YOUR ASSIGNMENT
Please restate the records that follow exactly, skipping their images.

DATASET EXCERPTS
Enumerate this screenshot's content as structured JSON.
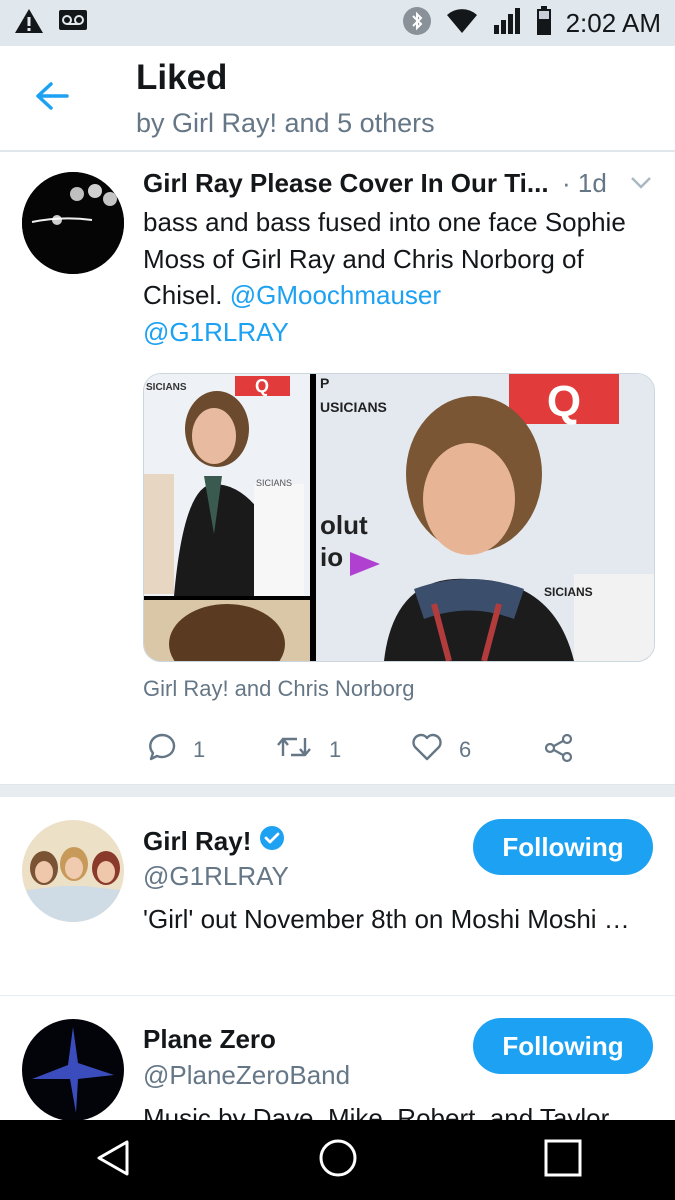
{
  "status_bar": {
    "time": "2:02 AM",
    "icons": [
      "warning-icon",
      "voicemail-icon",
      "bluetooth-icon",
      "wifi-icon",
      "signal-icon",
      "battery-icon"
    ]
  },
  "header": {
    "title": "Liked",
    "subtitle": "by Girl Ray! and 5 others"
  },
  "tweet": {
    "author_name": "Girl Ray Please Cover In Our Ti...",
    "time": "· 1d",
    "text_plain": "bass and bass fused into one face Sophie Moss of Girl Ray and Chris Norborg of Chisel. ",
    "mention_1": "@GMoochmauser",
    "mention_2": "@G1RLRAY",
    "media_caption": "Girl Ray! and Chris Norborg",
    "media_signs": {
      "q_logo": "Q",
      "sign_a": "SICIANS",
      "sign_b": "P",
      "sign_c": "USICIANS",
      "sign_d": "olut",
      "sign_e": "io",
      "sign_f": "SICIANS"
    },
    "reply_count": "1",
    "retweet_count": "1",
    "like_count": "6"
  },
  "users": [
    {
      "name": "Girl Ray!",
      "handle": "@G1RLRAY",
      "verified": true,
      "bio": "'Girl' out November 8th on Moshi Moshi …",
      "button_label": "Following"
    },
    {
      "name": "Plane Zero",
      "handle": "@PlaneZeroBand",
      "verified": false,
      "bio": "Music by Dave, Mike, Robert, and Taylor",
      "button_label": "Following"
    }
  ],
  "colors": {
    "accent": "#1da1f2",
    "secondary_text": "#657786",
    "status_bar_bg": "#e1e8ed",
    "nav_bar_bg": "#000000"
  }
}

ANSWER FOR THE TASK
Enumerate this screenshot's content as structured JSON.
{
  "status_bar": {
    "time": "2:02 AM",
    "icons": [
      "warning-icon",
      "voicemail-icon",
      "bluetooth-icon",
      "wifi-icon",
      "signal-icon",
      "battery-icon"
    ]
  },
  "header": {
    "title": "Liked",
    "subtitle": "by Girl Ray! and 5 others"
  },
  "tweet": {
    "author_name": "Girl Ray Please Cover In Our Ti...",
    "time": "· 1d",
    "text_plain": "bass and bass fused into one face Sophie Moss of Girl Ray and Chris Norborg of Chisel. ",
    "mention_1": "@GMoochmauser",
    "mention_2": "@G1RLRAY",
    "media_caption": "Girl Ray! and Chris Norborg",
    "media_signs": {
      "q_logo": "Q",
      "sign_a": "SICIANS",
      "sign_b": "P",
      "sign_c": "USICIANS",
      "sign_d": "olut",
      "sign_e": "io",
      "sign_f": "SICIANS"
    },
    "reply_count": "1",
    "retweet_count": "1",
    "like_count": "6"
  },
  "users": [
    {
      "name": "Girl Ray!",
      "handle": "@G1RLRAY",
      "verified": true,
      "bio": "'Girl' out November 8th on Moshi Moshi …",
      "button_label": "Following"
    },
    {
      "name": "Plane Zero",
      "handle": "@PlaneZeroBand",
      "verified": false,
      "bio": "Music by Dave, Mike, Robert, and Taylor",
      "button_label": "Following"
    }
  ],
  "colors": {
    "accent": "#1da1f2",
    "secondary_text": "#657786",
    "status_bar_bg": "#e1e8ed",
    "nav_bar_bg": "#000000"
  }
}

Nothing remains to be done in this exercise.